- _EXERCISE BRIEF_
Copy each line of the data below in which the word "Female" can be found.

- _SUPPLIED MATERIAL_

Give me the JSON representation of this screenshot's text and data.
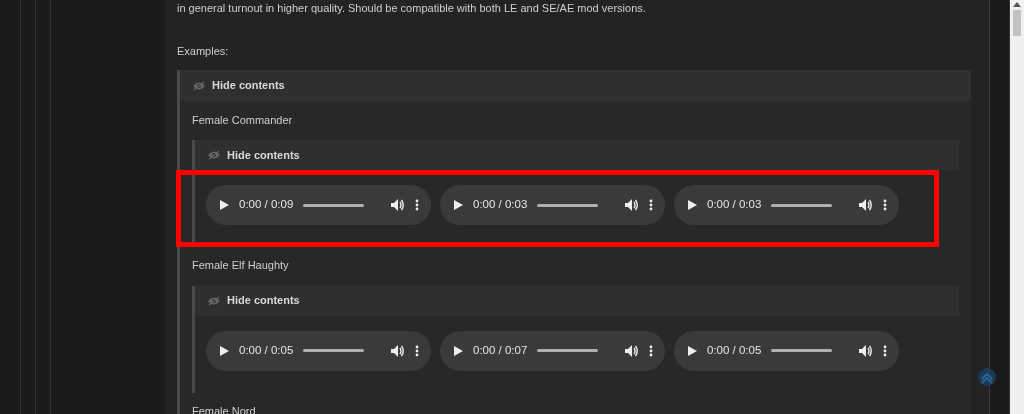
{
  "intro_text": "in general turnout in higher quality. Should be compatible with both LE and SE/AE mod versions.",
  "examples_label": "Examples:",
  "spoiler": {
    "header": "Hide contents",
    "sections": [
      {
        "title": "Female Commander",
        "spoiler": {
          "header": "Hide contents",
          "highlighted": true,
          "players": [
            {
              "time": "0:00 / 0:09"
            },
            {
              "time": "0:00 / 0:03"
            },
            {
              "time": "0:00 / 0:03"
            }
          ]
        }
      },
      {
        "title": "Female Elf Haughty",
        "spoiler": {
          "header": "Hide contents",
          "highlighted": false,
          "players": [
            {
              "time": "0:00 / 0:05"
            },
            {
              "time": "0:00 / 0:07"
            },
            {
              "time": "0:00 / 0:05"
            }
          ]
        }
      },
      {
        "title": "Female Nord"
      }
    ]
  }
}
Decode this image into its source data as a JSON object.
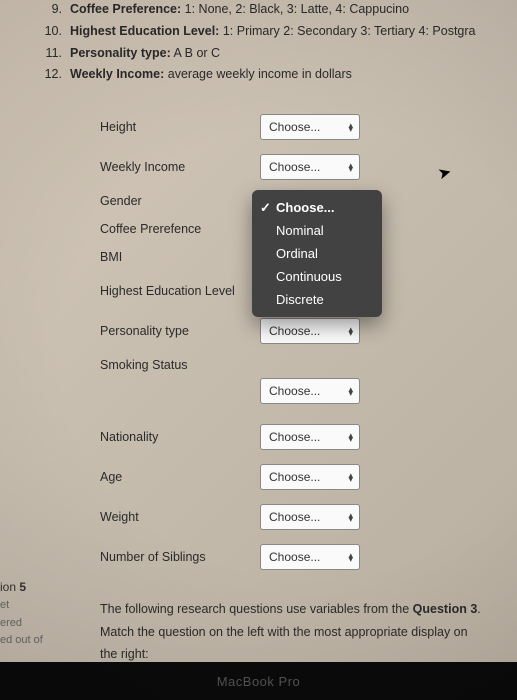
{
  "list": {
    "item9_num": "9.",
    "item9_label": "Coffee Preference:",
    "item9_desc": "1: None, 2: Black,  3: Latte,  4: Cappucino",
    "item10_num": "10.",
    "item10_label": "Highest Education Level:",
    "item10_desc": "1: Primary   2: Secondary   3: Tertiary   4: Postgra",
    "item11_num": "11.",
    "item11_label": "Personality type:",
    "item11_desc": "A    B  or  C",
    "item12_num": "12.",
    "item12_label": "Weekly Income:",
    "item12_desc": "average weekly income in dollars"
  },
  "form": {
    "rows": {
      "height": "Height",
      "weekly_income": "Weekly Income",
      "gender": "Gender",
      "coffee": "Coffee Prerefence",
      "bmi": "BMI",
      "edu": "Highest Education Level",
      "personality": "Personality type",
      "smoking": "Smoking Status",
      "nationality": "Nationality",
      "age": "Age",
      "weight": "Weight",
      "siblings": "Number of Siblings"
    },
    "placeholder": "Choose..."
  },
  "dropdown": {
    "opt0": "Choose...",
    "opt1": "Nominal",
    "opt2": "Ordinal",
    "opt3": "Continuous",
    "opt4": "Discrete"
  },
  "instructions": {
    "line1_a": "The following research questions use variables from the ",
    "line1_b": "Question 3",
    "line1_c": ".",
    "line2": "Match the question on the left with the most appropriate display on the right:"
  },
  "sidebar": {
    "q5_prefix": "ion ",
    "q5_num": "5",
    "et": "et",
    "ered": "ered",
    "ed_out_of": "ed out of"
  },
  "dock": "MacBook Pro"
}
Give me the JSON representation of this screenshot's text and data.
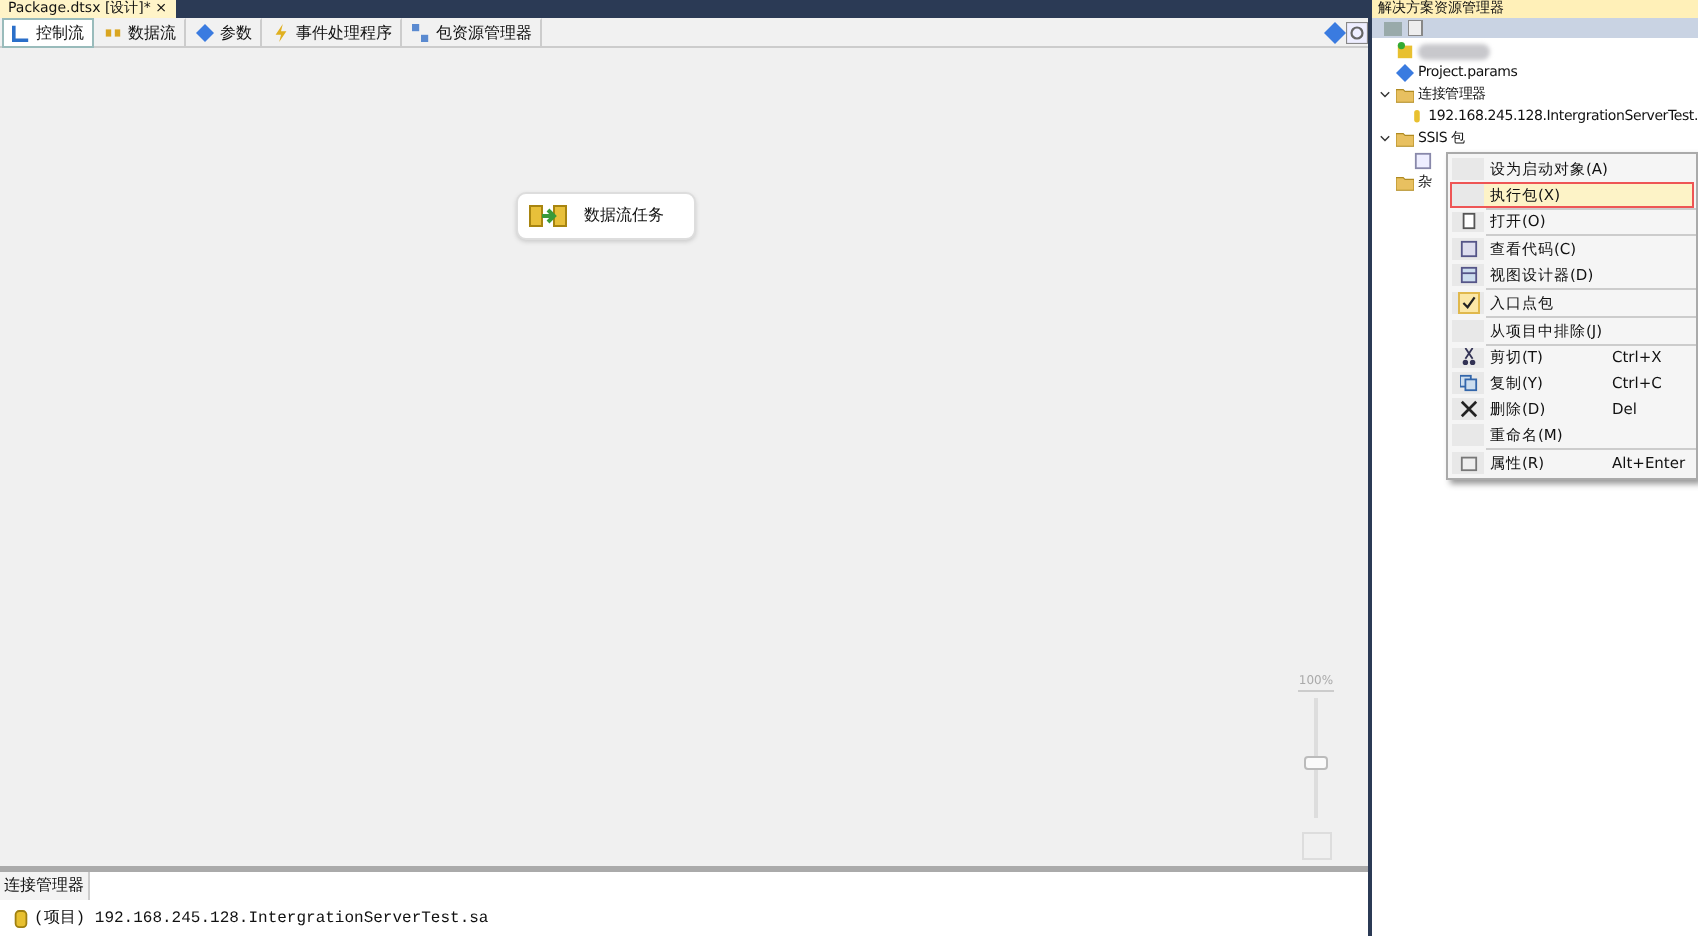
{
  "document_tab": {
    "title": "Package.dtsx [设计]*",
    "close": "×"
  },
  "designer_tabs": [
    {
      "label": "控制流",
      "selected": true
    },
    {
      "label": "数据流",
      "selected": false
    },
    {
      "label": "参数",
      "selected": false
    },
    {
      "label": "事件处理程序",
      "selected": false
    },
    {
      "label": "包资源管理器",
      "selected": false
    }
  ],
  "canvas": {
    "task": {
      "label": "数据流任务"
    },
    "zoom": {
      "label": "100%",
      "level": 0.45
    }
  },
  "connection_managers": {
    "title": "连接管理器",
    "items": [
      "(项目) 192.168.245.128.IntergrationServerTest.sa"
    ]
  },
  "solution_explorer": {
    "title": "解决方案资源管理器",
    "tree": [
      {
        "kind": "project"
      },
      {
        "label": "Project.params",
        "kind": "params"
      },
      {
        "label": "连接管理器",
        "kind": "folder",
        "expanded": true,
        "children": [
          {
            "label": "192.168.245.128.IntergrationServerTest.",
            "kind": "connection"
          }
        ]
      },
      {
        "label": "SSIS 包",
        "kind": "folder",
        "expanded": true,
        "children": [
          {
            "kind": "package"
          }
        ]
      },
      {
        "label": "杂",
        "kind": "folder"
      }
    ]
  },
  "context_menu": [
    {
      "kind": "item",
      "label": "设为启动对象(A)",
      "checked": false,
      "selected": false
    },
    {
      "kind": "item",
      "label": "执行包(X)",
      "checked": false,
      "selected": true
    },
    {
      "kind": "separator"
    },
    {
      "kind": "item",
      "label": "打开(O)",
      "checked": false,
      "selected": false
    },
    {
      "kind": "separator"
    },
    {
      "kind": "item",
      "label": "查看代码(C)",
      "checked": false,
      "selected": false
    },
    {
      "kind": "item",
      "label": "视图设计器(D)",
      "checked": false,
      "selected": false
    },
    {
      "kind": "separator"
    },
    {
      "kind": "item",
      "label": "入口点包",
      "checked": true,
      "selected": false
    },
    {
      "kind": "separator"
    },
    {
      "kind": "item",
      "label": "从项目中排除(J)",
      "checked": false,
      "selected": false
    },
    {
      "kind": "separator"
    },
    {
      "kind": "item",
      "label": "剪切(T)",
      "shortcut": "Ctrl+X",
      "checked": false,
      "selected": false
    },
    {
      "kind": "item",
      "label": "复制(Y)",
      "shortcut": "Ctrl+C",
      "checked": false,
      "selected": false
    },
    {
      "kind": "item",
      "label": "删除(D)",
      "shortcut": "Del",
      "checked": false,
      "selected": false
    },
    {
      "kind": "item",
      "label": "重命名(M)",
      "checked": false,
      "selected": false
    },
    {
      "kind": "separator"
    },
    {
      "kind": "item",
      "label": "属性(R)",
      "shortcut": "Alt+Enter",
      "checked": false,
      "selected": false
    }
  ]
}
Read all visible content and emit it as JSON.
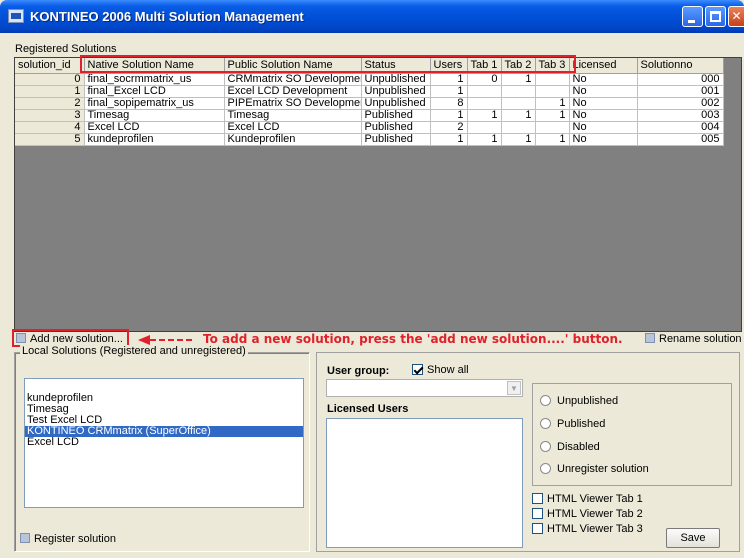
{
  "window": {
    "title": "KONTINEO 2006 Multi Solution Management"
  },
  "registered": {
    "label": "Registered Solutions",
    "columns": [
      "solution_id",
      "Native Solution Name",
      "Public Solution Name",
      "Status",
      "Users",
      "Tab 1",
      "Tab 2",
      "Tab 3",
      "Licensed",
      "Solutionno"
    ],
    "rows": [
      [
        "0",
        "final_socrmmatrix_us",
        "CRMmatrix SO Development",
        "Unpublished",
        "1",
        "0",
        "1",
        "",
        "No",
        "000"
      ],
      [
        "1",
        "final_Excel LCD",
        "Excel LCD Development",
        "Unpublished",
        "1",
        "",
        "",
        "",
        "No",
        "001"
      ],
      [
        "2",
        "final_sopipematrix_us",
        "PIPEmatrix SO Development",
        "Unpublished",
        "8",
        "",
        "",
        "1",
        "No",
        "002"
      ],
      [
        "3",
        "Timesag",
        "Timesag",
        "Published",
        "1",
        "1",
        "1",
        "1",
        "No",
        "003"
      ],
      [
        "4",
        "Excel LCD",
        "Excel LCD",
        "Published",
        "2",
        "",
        "",
        "",
        "No",
        "004"
      ],
      [
        "5",
        "kundeprofilen",
        "Kundeprofilen",
        "Published",
        "1",
        "1",
        "1",
        "1",
        "No",
        "005"
      ]
    ]
  },
  "toolbar": {
    "add_new": "Add new solution...",
    "rename": "Rename solution"
  },
  "annotation": "To add a new solution, press the 'add new solution....' button.",
  "local": {
    "label": "Local Solutions (Registered and unregistered)",
    "items": [
      "kundeprofilen",
      "Timesag",
      "Test Excel LCD",
      "KONTINEO CRMmatrix (SuperOffice)",
      "Excel LCD"
    ],
    "register": "Register solution"
  },
  "right": {
    "user_group_label": "User group:",
    "show_all": "Show all",
    "licensed_users": "Licensed Users",
    "status_options": [
      "Unpublished",
      "Published",
      "Disabled",
      "Unregister solution"
    ],
    "viewer_tabs": [
      "HTML Viewer Tab 1",
      "HTML Viewer Tab 2",
      "HTML Viewer Tab 3"
    ],
    "save": "Save"
  }
}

- _TASK OUTPUT_
        "title": "Female Commander",
        "title": "Female Elf Haughty",
        "title": "Female Nord"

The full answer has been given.